It’s certainly difficult to predict exactly when an ice-free Arctic summer will occur. While climate research has shown that the Arctic sea ice decline is mostly human-caused, there may also be a natural component involved. The remaining sea ice may abruptly vanish, or it may hold on for a few decades longer. What we do know is that given its rapid decline, an ice-free Arctic appears to be not a question of if, but when.
Both articles also claimed that “some scientists” are predicting that we’re headed into a period of global cooling. Both named just one scientist making this claim – Professor Tsonis of the University of Wisconsin,whose research shows that slowed global surface warming is only temporary. In fact, Tsonis’ co-author Kyle Swanson wrote,
“What do our results have to do with Global Warming, i.e., the century-scale response to greenhouse gas emissions?VERY LITTLE, contrary to claims that others have made on our behalf.”
Both articles also wrongly claimed that global warming has “paused” since 1997. In reality, global surface temperatures have warmed over the past 15 years, albeit more slowly than during the previous 15 years. It is possible to cherry pick a shorter time frame over which global surface temperatures haven’t warmed, as I illustrated in my other animated ‘Escalator’ graphic.
However, the opposite is true of the overall warming of the planet –Earth has accumulated more heat over the past 15 years than during the prior 15 years.
Recent research strongly suggests that the main difference between these two periods comes down to ocean heat absorption. Over the past decade, heat has been transferred more efficiently to the deep oceans, offsetting much of the human-caused warming at the surface. During the previous few decades, the opposite was true, with heat being transferred less efficiently into the oceans, causing more rapid warming at the surface. This is due to ocean cycles, but cycles are cyclical – meaning it’s only a matter of time before another warm cycle occurs, causing accelerating surface warming (as Tsonis’ research shows).
It would be foolhardy for anyone to predict future global cooling, and those few who are so foolish are unwilling to put their money where their mouth is, as my colleague John Abraham found out when challenging one to a bet, only to find the other party unwilling to stand behind it.
Both articles also claimed the Intergovernmental Panel on Climate Change (IPCC), whose Fifth Assessment Report is due out in a few weeks, has been forced “to hold a crisis meeting.” This claim made both articles even though Ed Hawkins noted,

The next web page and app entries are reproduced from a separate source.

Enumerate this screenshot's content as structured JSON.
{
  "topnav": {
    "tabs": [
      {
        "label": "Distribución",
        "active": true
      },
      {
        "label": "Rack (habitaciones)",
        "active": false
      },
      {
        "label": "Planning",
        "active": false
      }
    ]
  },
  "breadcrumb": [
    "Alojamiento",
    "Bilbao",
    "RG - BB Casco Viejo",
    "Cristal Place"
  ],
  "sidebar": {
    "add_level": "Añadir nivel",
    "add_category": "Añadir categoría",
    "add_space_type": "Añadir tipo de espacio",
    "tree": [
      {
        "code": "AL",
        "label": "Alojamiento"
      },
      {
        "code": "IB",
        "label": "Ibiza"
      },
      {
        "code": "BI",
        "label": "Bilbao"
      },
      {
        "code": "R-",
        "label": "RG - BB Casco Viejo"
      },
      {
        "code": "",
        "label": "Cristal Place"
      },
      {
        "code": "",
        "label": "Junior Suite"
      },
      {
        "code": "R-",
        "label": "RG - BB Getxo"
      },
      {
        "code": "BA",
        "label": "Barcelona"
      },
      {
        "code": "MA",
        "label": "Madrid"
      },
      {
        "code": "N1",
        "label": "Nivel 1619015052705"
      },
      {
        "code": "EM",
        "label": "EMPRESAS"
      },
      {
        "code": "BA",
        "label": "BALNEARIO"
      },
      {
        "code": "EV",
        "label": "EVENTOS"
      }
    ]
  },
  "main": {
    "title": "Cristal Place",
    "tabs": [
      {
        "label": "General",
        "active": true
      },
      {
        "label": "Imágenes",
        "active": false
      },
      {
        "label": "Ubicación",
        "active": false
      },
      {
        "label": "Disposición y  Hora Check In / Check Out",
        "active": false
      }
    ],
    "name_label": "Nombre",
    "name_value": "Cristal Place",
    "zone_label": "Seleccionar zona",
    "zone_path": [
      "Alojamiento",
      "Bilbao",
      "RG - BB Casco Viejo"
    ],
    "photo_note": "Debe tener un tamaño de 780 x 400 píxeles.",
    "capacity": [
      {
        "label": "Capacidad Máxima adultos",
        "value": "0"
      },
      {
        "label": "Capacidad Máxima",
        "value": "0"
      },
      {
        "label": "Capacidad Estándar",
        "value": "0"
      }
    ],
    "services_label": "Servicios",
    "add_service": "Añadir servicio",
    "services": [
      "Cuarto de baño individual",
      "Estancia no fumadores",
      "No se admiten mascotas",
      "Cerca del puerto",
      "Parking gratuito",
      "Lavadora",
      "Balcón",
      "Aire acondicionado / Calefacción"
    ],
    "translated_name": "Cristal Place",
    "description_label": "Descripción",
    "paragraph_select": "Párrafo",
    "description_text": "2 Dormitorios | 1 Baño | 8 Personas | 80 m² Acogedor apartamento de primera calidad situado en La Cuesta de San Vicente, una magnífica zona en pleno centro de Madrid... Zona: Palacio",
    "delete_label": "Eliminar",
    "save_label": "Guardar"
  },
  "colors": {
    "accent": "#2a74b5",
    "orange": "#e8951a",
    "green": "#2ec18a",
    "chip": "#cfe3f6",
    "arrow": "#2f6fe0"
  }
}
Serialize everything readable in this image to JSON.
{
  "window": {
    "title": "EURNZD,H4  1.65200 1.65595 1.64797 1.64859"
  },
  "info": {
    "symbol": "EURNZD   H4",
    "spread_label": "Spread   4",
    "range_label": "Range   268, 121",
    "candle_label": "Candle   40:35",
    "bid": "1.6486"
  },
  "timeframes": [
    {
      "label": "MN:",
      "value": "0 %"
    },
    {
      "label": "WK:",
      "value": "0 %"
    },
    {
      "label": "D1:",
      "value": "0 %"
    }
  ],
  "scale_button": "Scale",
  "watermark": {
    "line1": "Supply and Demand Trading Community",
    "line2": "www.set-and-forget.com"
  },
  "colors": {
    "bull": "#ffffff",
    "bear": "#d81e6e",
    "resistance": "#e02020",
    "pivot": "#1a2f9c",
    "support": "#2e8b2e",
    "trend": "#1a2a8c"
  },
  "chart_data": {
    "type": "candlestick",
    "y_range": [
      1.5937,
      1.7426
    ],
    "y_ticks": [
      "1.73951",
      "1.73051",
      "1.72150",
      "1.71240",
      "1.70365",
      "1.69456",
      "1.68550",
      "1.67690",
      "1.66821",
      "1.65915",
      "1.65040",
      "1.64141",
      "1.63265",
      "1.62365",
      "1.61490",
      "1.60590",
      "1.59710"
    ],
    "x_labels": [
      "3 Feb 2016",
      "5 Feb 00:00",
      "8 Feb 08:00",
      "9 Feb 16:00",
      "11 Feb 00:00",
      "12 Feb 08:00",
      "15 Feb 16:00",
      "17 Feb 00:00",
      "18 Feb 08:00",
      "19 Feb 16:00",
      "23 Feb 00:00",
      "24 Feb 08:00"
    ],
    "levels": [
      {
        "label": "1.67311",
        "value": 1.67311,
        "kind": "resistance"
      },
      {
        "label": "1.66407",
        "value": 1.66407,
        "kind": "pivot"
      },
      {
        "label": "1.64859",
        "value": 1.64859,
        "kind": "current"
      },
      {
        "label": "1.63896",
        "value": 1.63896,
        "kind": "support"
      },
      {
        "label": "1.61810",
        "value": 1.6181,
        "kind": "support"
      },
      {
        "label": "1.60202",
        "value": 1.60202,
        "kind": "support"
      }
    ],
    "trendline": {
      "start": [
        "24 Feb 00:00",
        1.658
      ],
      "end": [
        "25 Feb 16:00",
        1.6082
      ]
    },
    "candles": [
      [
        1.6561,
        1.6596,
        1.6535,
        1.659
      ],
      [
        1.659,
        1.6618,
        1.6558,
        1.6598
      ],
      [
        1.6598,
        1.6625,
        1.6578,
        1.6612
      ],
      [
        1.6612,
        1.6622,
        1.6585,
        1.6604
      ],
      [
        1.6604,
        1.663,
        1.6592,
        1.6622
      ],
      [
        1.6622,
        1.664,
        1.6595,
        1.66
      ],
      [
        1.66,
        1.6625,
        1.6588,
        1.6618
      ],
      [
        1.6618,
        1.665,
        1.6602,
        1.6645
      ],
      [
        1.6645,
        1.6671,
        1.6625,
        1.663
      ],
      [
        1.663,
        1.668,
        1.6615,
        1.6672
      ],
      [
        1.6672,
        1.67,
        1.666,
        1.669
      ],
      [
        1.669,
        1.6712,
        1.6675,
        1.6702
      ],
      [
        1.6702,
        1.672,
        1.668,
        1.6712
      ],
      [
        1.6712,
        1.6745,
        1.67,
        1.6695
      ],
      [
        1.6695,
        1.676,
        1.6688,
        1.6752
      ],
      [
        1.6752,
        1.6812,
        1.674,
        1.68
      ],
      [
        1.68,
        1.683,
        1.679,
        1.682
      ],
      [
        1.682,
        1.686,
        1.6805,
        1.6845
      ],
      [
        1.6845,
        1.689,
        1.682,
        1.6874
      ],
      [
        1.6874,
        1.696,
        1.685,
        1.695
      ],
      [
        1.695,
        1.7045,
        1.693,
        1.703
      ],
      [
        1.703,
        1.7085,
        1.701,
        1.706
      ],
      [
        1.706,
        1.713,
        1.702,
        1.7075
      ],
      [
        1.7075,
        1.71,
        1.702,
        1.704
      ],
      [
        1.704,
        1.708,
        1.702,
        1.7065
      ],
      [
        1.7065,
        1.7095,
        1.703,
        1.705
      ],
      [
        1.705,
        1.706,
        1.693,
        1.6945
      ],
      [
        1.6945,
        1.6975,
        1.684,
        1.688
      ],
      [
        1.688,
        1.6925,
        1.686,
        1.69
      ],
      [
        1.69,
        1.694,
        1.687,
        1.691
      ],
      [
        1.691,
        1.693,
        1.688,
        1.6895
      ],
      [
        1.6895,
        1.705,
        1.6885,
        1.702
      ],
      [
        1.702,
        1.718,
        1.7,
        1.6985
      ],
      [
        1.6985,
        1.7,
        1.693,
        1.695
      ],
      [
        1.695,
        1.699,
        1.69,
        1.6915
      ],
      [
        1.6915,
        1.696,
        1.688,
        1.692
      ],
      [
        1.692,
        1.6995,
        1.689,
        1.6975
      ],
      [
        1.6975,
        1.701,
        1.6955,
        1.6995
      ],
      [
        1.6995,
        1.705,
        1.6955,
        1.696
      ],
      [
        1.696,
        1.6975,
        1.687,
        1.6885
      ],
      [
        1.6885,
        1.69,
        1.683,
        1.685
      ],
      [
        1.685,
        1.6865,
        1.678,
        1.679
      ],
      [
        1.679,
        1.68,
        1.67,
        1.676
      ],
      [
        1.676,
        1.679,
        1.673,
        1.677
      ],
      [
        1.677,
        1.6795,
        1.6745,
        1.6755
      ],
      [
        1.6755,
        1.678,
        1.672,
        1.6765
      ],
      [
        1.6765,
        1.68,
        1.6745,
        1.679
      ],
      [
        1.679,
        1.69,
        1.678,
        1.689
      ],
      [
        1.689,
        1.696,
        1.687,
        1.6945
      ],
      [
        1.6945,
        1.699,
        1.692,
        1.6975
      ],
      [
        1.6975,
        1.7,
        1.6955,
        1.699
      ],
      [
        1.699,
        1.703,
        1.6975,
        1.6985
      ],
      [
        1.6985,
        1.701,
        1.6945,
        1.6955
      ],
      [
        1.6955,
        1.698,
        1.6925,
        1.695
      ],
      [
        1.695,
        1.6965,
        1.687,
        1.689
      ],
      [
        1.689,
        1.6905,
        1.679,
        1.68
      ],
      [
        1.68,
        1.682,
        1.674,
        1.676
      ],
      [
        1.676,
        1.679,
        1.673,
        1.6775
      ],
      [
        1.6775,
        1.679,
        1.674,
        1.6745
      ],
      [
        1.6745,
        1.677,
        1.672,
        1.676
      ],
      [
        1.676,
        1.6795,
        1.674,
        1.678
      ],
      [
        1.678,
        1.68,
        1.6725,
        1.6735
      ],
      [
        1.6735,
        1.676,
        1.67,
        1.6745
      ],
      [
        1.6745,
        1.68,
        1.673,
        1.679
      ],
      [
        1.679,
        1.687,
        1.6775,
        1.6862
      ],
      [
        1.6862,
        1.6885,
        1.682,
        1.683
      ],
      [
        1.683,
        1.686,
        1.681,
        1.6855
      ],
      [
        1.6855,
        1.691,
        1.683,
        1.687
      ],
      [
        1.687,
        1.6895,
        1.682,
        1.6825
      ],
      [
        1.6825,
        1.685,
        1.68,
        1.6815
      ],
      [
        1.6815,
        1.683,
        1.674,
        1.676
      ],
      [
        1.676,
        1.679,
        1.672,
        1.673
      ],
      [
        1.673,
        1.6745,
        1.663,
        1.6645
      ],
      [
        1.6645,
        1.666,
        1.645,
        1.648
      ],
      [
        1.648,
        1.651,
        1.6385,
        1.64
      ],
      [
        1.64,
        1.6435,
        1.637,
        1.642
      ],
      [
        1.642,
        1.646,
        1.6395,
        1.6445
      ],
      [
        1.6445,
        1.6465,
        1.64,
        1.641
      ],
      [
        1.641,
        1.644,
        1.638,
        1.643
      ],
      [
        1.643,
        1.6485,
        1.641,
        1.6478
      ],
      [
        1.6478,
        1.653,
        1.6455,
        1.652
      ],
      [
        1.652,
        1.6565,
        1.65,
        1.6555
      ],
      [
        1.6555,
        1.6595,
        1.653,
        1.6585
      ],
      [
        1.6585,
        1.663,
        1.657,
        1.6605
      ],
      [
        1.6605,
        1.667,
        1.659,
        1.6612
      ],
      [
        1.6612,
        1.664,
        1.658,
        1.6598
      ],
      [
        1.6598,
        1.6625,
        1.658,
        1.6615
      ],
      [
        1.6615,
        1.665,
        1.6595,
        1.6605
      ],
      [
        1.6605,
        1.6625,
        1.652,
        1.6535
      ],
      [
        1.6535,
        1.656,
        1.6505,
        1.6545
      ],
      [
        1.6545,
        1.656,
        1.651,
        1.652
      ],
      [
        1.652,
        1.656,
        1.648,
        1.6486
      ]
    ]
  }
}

“I told David Rose on the phone and by email on Thursday about the IPCC process and lack of ‘crisis’ meeting.”
Unfortunately that didn’t stop Rose from inventing this meeting, or Dixon from repeating Rose’s fictional reporting in the Telegraph.
Finally, both articles quoted climate scientist Judith Curry claiming that the anticipated IPCC statement of 95 percent confidence that humans are the main cause of the current global warming is unjustified. However, Curry has no expertise in global warming attribution, and has a reputation for exaggerating climate uncertainties. In reality, the confident IPCC statement is based on recent global warming attribution research. More on this once the IPCC report is actually published – any current commentaries on the draft report are premature.
These two articles at the Mail on Sunday and Telegraph continue the unfortunate trend of shoddy climate reporting in the two periodicals,particularly from David Rose. They suffer from cherry picking short-term data while ignoring the long-term human-caused trends, misrepresenting climate research, repeating long-debunked myths, and inventing IPCC meetings despite being told by climate scientists that these claims are pure fiction.
Based on their history of shoddy reporting, the safest course of action when reading a climate article in the Mail on Sunday or Telegraph is to assume they’re misrepresentations or falsehoods until you can verify the facts therein for yourself.